When I told Zahra this, she smiled and told me that we are all sinners and that God
especially loves those who repent.
"Just pray to him and ask him for forgiveness I will show you the sura of
tobeh in the Koran to repeat tonight."
"Thank you khaahar (sister)," I said and smiled at her with new
tears in my eyes.
We sat down on the floor in a circle around the woman rozeh khoon (preacher).
She began singing the rozeh and from the moment she sang the first verse tears
started rolling down my cheeks and by the time she finished I was sobbing with abandon.
Zahra told me to keep crying that it was good, that it had savaab. In Shiite
Islam tears are a sign of grace. The other ladies were impressed that Zahra's friend
from America was crying in such a way. In this society unlike the New York that I
was used to crying was not a sign of weakness, but of closeness to God.
After singing, the rozeh khaan started preaching. She talked of the meaning
of "intent" in the context of religious obligation. It seemed to me that
the single most important factor in Islamic jurisprudence as well as spirituality
was the notion of the necessary purity of "intent" in all actions. I thought
about my intentions coming to this gathering. I had not really come to mourn Hossien
and the victims of Karbala; I had come to bury my past. I had come to repent. And
the lightness and sense of serenity that I felt after that beautiful rozeh
told me that I had received His Grace.
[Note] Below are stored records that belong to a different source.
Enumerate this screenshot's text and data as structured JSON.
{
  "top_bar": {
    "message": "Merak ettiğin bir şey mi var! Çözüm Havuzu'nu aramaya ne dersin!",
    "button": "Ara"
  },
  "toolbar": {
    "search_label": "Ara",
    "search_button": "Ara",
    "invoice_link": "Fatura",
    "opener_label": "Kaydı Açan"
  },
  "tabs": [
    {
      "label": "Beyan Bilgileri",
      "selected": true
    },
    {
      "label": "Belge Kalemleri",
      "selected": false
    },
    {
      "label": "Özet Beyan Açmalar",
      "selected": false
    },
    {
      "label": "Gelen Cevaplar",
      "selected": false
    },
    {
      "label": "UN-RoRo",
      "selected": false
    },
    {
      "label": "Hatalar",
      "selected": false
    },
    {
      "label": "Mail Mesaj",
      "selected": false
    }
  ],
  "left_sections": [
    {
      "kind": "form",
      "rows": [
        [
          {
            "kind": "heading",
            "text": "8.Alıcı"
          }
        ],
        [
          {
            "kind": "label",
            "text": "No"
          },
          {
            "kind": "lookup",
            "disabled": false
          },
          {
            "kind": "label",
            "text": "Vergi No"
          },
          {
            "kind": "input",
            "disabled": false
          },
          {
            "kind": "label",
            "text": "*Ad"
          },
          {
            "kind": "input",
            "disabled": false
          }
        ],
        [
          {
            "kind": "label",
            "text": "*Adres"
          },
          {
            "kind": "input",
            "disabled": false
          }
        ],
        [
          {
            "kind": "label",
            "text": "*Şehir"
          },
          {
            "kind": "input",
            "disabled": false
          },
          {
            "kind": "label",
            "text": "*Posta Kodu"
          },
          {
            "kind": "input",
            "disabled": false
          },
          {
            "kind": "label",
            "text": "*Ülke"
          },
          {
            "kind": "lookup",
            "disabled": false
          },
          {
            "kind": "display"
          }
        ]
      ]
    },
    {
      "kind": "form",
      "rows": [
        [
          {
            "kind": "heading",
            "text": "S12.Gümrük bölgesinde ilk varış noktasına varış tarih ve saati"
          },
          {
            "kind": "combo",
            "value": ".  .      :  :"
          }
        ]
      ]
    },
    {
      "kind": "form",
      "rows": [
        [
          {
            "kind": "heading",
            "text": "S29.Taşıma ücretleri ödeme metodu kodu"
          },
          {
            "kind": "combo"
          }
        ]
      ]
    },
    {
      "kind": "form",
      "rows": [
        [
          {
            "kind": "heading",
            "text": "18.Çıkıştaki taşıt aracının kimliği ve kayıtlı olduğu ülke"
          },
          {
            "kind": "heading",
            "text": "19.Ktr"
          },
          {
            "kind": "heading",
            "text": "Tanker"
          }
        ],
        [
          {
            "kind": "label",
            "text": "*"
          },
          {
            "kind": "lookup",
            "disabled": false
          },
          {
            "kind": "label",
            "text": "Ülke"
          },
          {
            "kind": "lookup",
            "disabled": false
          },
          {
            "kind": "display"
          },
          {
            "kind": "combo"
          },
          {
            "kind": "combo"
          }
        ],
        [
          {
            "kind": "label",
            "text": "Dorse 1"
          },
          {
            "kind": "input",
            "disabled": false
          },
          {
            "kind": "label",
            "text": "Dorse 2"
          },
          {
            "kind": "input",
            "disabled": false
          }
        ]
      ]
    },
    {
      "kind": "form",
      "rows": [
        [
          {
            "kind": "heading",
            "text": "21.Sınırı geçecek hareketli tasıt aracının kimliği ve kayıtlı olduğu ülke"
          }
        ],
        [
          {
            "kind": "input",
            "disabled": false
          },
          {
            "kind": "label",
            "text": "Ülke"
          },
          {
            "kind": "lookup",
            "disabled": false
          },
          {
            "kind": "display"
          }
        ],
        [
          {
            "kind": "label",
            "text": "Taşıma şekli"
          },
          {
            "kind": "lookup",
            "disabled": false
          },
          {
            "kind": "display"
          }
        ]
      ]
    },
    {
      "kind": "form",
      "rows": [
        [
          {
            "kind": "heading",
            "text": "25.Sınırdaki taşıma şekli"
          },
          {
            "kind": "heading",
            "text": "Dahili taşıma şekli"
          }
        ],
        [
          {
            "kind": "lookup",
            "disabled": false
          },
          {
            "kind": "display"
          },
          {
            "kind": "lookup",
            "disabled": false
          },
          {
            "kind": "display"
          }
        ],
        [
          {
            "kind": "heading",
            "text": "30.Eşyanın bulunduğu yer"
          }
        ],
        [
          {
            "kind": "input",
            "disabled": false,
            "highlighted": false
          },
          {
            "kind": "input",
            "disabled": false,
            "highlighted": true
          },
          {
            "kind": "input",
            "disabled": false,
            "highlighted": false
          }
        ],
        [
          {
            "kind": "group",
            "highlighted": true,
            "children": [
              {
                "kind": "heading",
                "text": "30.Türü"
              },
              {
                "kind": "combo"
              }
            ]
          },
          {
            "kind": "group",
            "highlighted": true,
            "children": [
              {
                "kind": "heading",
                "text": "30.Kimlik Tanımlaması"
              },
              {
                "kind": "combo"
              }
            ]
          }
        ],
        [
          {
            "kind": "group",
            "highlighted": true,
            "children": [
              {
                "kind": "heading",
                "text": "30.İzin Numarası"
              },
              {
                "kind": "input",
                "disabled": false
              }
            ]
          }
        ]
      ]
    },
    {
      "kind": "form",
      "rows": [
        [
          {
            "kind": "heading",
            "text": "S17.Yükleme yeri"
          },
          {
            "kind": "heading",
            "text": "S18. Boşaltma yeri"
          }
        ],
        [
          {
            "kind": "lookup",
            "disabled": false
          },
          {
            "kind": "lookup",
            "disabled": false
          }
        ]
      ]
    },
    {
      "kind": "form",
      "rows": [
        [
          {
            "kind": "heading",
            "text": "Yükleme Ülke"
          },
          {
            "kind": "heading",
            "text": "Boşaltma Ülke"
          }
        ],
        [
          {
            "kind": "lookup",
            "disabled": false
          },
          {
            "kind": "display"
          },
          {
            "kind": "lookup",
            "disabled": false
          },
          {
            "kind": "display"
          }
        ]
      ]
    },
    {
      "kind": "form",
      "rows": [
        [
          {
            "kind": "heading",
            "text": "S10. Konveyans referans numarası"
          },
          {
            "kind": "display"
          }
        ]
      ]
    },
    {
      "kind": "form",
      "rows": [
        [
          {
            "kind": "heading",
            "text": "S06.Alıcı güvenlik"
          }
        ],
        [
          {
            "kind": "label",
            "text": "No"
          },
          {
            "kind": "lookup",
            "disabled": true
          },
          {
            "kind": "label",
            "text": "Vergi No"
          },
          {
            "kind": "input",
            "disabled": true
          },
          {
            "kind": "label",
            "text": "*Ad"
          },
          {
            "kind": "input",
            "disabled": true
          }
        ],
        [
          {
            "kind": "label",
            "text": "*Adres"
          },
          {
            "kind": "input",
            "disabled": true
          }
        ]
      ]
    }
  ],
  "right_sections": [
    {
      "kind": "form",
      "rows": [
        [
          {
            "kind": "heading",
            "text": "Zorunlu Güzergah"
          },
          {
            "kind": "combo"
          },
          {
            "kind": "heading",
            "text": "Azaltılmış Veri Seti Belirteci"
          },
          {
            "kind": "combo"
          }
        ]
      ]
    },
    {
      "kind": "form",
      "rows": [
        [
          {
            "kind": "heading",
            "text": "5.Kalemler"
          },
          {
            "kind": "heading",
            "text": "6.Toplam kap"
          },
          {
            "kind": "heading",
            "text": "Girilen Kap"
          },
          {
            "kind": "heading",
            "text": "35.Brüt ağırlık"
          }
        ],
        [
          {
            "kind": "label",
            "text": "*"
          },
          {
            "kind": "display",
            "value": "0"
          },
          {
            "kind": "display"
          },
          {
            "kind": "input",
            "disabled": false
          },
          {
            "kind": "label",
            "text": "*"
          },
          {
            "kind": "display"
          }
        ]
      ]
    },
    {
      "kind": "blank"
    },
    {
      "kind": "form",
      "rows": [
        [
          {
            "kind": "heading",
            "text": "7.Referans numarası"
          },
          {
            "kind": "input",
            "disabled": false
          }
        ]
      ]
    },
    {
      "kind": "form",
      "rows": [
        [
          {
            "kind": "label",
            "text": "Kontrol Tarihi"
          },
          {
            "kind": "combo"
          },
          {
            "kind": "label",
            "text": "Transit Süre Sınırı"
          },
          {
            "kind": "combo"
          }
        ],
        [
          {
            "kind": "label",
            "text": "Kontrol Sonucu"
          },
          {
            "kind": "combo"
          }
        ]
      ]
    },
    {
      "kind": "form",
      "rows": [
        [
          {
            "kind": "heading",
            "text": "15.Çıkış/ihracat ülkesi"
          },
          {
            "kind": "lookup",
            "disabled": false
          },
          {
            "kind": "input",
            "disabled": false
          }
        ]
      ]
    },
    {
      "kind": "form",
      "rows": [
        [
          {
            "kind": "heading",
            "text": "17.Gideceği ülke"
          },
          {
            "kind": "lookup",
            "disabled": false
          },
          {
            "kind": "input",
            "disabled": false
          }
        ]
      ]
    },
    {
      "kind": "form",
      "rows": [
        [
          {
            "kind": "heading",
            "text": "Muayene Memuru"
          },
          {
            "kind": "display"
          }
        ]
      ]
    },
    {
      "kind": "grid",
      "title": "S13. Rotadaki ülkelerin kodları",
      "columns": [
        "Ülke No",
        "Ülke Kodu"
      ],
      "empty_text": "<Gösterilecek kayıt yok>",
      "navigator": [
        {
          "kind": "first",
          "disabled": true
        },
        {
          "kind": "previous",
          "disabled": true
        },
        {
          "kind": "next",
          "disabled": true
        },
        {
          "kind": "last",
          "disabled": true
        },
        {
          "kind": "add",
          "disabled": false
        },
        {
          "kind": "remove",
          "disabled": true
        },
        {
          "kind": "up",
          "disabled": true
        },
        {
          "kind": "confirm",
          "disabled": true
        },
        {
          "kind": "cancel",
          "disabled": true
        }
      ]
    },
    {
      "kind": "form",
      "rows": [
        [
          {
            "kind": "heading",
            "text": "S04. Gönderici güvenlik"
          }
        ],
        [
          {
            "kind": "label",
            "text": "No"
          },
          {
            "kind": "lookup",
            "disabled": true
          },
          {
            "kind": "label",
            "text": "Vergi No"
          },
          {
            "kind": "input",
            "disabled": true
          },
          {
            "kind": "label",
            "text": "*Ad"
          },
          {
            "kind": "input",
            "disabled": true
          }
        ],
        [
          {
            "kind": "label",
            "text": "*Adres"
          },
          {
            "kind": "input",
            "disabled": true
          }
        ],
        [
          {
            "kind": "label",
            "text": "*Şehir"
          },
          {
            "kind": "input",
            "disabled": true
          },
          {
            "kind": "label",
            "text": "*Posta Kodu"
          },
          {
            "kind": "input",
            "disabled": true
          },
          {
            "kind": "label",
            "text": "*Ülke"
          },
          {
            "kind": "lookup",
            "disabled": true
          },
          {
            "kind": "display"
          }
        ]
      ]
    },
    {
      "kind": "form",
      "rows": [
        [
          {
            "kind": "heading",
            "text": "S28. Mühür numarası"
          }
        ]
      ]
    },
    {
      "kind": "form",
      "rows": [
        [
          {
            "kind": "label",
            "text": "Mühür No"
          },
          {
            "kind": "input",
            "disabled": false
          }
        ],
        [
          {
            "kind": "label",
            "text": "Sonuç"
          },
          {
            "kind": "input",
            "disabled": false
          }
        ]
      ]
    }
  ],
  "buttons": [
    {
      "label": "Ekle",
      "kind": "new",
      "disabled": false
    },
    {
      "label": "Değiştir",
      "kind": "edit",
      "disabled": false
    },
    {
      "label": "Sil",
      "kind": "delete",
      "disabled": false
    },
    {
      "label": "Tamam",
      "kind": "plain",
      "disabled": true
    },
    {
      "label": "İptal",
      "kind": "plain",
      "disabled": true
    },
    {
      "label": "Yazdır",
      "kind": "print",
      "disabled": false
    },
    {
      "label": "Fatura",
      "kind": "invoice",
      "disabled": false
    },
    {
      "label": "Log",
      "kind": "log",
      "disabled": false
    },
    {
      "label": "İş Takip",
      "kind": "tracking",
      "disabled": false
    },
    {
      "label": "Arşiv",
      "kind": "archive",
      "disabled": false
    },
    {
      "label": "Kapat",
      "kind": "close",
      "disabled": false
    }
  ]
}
Sitting there in a room filled with other women all crying together felt so incredibly
right. Somehow it seemed as though all my life, everything I had done had culminated
in this moment of collective oneness -- this moment of receiving grace. I closed
my eyes and thanked God for having received me. I felt clean, reborn. I knew there
and then that I would never again be the same Sarvenaz.
"Zahra, I want to change my name."
"Really? Okay. From now on I will call you Zaynab."
To be continued...